Find every line below with the string "image" and pick it out.

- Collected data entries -
▽

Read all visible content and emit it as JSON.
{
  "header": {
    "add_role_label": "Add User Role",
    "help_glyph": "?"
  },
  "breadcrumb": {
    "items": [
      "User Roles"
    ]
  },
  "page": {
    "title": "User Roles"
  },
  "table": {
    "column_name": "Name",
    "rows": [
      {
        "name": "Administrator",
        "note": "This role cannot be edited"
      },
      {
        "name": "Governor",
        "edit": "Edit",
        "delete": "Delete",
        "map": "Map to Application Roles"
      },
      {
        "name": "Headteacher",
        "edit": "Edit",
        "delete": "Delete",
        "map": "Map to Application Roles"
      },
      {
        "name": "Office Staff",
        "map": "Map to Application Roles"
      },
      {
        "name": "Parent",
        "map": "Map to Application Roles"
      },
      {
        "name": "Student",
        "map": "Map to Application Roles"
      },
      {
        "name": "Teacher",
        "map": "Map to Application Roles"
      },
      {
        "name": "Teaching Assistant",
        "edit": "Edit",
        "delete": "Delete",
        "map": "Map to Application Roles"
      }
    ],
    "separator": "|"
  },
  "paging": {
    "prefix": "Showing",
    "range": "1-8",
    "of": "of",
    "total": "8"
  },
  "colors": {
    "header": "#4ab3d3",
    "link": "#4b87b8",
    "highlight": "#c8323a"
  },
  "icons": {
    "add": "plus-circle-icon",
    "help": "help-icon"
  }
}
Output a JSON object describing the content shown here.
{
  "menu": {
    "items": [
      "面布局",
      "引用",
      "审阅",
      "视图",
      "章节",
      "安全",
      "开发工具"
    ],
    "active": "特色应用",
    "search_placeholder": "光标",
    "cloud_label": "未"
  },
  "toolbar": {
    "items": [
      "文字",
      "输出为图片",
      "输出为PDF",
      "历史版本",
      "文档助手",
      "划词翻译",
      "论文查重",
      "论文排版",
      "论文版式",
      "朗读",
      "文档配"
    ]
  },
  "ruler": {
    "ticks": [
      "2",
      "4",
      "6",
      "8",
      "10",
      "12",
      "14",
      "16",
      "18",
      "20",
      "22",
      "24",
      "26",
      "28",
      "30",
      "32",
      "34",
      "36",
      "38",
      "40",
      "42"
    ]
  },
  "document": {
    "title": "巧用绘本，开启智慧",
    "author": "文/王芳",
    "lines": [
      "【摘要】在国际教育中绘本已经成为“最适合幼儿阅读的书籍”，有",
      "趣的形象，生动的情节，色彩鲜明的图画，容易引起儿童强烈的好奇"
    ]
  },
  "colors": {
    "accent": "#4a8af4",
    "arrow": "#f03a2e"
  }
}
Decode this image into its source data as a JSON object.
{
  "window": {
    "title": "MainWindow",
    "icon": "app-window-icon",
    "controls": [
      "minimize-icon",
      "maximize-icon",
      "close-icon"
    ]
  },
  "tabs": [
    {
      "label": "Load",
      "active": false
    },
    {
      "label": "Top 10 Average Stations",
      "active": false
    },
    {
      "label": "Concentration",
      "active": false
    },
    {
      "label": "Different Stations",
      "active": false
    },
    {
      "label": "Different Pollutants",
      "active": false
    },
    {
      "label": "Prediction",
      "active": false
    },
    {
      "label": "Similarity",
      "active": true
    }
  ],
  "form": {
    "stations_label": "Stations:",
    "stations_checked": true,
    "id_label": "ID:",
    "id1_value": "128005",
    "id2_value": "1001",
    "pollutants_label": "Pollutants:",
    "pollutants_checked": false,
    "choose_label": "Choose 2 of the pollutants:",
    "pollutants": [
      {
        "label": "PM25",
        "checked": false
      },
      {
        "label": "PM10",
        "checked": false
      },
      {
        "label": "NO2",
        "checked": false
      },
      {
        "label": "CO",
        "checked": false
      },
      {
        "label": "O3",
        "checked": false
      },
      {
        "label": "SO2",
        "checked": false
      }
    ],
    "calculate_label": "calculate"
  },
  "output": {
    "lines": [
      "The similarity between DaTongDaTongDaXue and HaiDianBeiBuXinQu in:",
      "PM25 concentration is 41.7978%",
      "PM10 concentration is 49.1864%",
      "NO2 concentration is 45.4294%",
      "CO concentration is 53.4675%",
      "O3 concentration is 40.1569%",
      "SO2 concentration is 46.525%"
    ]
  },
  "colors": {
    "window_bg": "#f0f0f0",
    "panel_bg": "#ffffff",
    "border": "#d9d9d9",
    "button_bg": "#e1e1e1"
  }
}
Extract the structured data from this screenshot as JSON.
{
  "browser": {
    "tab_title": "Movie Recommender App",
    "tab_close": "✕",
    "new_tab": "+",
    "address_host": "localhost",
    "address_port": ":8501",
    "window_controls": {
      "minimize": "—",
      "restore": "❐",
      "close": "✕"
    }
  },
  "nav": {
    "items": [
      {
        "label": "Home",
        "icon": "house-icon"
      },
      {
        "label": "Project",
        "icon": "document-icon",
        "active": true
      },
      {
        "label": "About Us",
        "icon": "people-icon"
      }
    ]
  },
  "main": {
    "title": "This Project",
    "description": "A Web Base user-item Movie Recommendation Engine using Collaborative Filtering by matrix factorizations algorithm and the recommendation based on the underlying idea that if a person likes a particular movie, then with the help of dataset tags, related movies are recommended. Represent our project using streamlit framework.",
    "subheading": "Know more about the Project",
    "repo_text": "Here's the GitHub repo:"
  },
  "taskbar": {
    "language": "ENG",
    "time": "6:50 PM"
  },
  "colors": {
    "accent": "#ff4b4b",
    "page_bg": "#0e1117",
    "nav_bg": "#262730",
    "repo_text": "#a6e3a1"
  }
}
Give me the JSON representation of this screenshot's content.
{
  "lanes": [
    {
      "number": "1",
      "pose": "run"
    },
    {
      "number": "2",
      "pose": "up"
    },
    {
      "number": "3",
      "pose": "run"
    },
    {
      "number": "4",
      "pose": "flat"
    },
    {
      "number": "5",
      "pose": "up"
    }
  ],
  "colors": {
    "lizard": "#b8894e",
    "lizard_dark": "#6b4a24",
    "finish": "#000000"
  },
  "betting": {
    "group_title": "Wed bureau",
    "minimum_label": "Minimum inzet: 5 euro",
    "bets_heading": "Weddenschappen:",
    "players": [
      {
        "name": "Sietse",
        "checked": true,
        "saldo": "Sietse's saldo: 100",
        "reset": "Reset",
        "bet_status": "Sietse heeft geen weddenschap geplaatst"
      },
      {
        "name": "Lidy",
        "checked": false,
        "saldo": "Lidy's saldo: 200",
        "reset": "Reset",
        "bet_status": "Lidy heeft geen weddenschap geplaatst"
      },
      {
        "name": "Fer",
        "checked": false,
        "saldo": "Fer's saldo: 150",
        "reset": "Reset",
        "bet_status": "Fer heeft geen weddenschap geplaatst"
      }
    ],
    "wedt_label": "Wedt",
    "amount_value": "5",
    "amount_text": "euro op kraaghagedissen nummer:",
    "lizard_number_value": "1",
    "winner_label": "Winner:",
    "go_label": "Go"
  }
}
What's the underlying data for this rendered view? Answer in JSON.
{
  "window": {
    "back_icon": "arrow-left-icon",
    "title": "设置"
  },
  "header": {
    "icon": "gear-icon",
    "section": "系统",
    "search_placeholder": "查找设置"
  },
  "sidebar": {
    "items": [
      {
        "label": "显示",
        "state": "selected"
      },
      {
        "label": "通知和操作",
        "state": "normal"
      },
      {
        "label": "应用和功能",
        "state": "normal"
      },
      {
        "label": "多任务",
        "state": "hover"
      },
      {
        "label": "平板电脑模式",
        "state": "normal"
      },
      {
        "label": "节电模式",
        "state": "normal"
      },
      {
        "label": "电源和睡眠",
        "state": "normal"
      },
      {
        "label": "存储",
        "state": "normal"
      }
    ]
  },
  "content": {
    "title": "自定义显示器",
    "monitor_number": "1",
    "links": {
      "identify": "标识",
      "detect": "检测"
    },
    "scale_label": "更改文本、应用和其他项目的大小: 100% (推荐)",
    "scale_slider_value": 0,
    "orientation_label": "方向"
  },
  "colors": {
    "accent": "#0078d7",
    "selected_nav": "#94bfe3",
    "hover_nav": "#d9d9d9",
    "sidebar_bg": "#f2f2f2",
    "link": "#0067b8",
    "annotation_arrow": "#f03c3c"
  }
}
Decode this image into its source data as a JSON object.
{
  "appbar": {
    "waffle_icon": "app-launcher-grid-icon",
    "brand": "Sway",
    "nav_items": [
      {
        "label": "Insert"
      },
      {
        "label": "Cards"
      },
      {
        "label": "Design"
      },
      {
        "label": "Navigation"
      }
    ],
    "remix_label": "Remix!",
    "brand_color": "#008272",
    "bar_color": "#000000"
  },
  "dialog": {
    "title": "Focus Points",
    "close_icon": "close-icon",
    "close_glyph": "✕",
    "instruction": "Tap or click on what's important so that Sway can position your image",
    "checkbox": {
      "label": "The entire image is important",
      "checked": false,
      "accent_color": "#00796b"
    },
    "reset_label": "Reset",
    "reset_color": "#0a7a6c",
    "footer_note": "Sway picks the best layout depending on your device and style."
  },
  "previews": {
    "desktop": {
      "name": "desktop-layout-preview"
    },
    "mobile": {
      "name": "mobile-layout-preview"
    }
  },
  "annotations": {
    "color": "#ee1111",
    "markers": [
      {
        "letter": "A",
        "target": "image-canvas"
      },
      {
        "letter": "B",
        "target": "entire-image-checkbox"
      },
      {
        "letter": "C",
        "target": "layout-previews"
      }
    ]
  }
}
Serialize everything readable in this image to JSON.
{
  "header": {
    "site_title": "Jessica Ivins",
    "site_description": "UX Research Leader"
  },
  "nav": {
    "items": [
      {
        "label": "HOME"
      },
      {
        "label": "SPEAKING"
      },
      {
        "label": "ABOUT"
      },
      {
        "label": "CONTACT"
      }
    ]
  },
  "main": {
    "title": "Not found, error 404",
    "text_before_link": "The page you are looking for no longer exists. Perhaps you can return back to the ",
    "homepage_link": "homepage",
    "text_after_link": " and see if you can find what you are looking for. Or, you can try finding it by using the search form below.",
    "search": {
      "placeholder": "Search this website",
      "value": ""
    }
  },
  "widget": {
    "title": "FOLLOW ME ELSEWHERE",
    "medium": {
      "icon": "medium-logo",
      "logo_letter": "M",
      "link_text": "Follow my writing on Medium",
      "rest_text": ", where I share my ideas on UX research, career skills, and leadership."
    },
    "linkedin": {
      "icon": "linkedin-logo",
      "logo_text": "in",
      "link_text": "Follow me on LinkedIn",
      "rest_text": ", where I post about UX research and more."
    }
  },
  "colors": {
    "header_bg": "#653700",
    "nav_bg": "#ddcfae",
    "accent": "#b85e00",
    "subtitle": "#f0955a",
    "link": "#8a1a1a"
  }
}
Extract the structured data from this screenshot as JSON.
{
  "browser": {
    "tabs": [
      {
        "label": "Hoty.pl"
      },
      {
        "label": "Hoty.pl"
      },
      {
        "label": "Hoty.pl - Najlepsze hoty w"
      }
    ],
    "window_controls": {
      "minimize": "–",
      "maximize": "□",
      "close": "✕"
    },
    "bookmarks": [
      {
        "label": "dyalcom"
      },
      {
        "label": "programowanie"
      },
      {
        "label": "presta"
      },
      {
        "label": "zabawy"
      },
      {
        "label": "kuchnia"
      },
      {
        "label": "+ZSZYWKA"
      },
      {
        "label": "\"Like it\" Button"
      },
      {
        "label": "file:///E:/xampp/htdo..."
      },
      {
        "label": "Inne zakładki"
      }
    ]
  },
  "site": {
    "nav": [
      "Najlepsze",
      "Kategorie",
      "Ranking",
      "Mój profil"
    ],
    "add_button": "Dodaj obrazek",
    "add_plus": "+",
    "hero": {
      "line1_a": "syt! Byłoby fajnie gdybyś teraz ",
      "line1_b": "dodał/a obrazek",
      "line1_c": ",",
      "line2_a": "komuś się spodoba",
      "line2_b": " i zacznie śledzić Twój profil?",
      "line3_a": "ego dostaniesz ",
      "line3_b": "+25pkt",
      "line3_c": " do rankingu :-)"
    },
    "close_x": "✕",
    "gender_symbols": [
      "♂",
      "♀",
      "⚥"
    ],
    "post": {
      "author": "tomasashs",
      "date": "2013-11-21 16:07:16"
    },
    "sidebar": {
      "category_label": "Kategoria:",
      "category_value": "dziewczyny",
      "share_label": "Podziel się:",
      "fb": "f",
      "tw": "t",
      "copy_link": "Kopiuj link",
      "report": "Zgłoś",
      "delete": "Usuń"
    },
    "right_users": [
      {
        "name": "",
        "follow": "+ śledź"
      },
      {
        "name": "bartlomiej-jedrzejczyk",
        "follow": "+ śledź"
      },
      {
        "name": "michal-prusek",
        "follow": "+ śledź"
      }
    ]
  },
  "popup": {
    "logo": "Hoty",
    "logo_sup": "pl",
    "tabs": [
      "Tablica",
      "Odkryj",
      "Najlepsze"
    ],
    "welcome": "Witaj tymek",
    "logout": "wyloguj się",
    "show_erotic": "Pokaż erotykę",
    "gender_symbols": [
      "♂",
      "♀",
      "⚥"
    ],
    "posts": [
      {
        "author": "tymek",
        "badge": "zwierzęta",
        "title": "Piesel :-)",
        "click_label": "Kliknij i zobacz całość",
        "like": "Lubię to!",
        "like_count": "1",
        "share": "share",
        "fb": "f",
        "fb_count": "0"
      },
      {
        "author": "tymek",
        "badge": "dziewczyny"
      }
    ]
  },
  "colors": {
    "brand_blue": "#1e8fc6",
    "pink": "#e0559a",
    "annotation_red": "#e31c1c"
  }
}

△

- Solution to the problem -
Decode this image into its source data as a JSON object.
Decode this image into its source data as a JSON object.
    "instruction": "Tap or click on what's important so that Sway can position your image",
      "label": "The entire image is important",
        "target": "image-canvas"
        "target": "entire-image-checkbox"
Serialize everything readable in this image to JSON.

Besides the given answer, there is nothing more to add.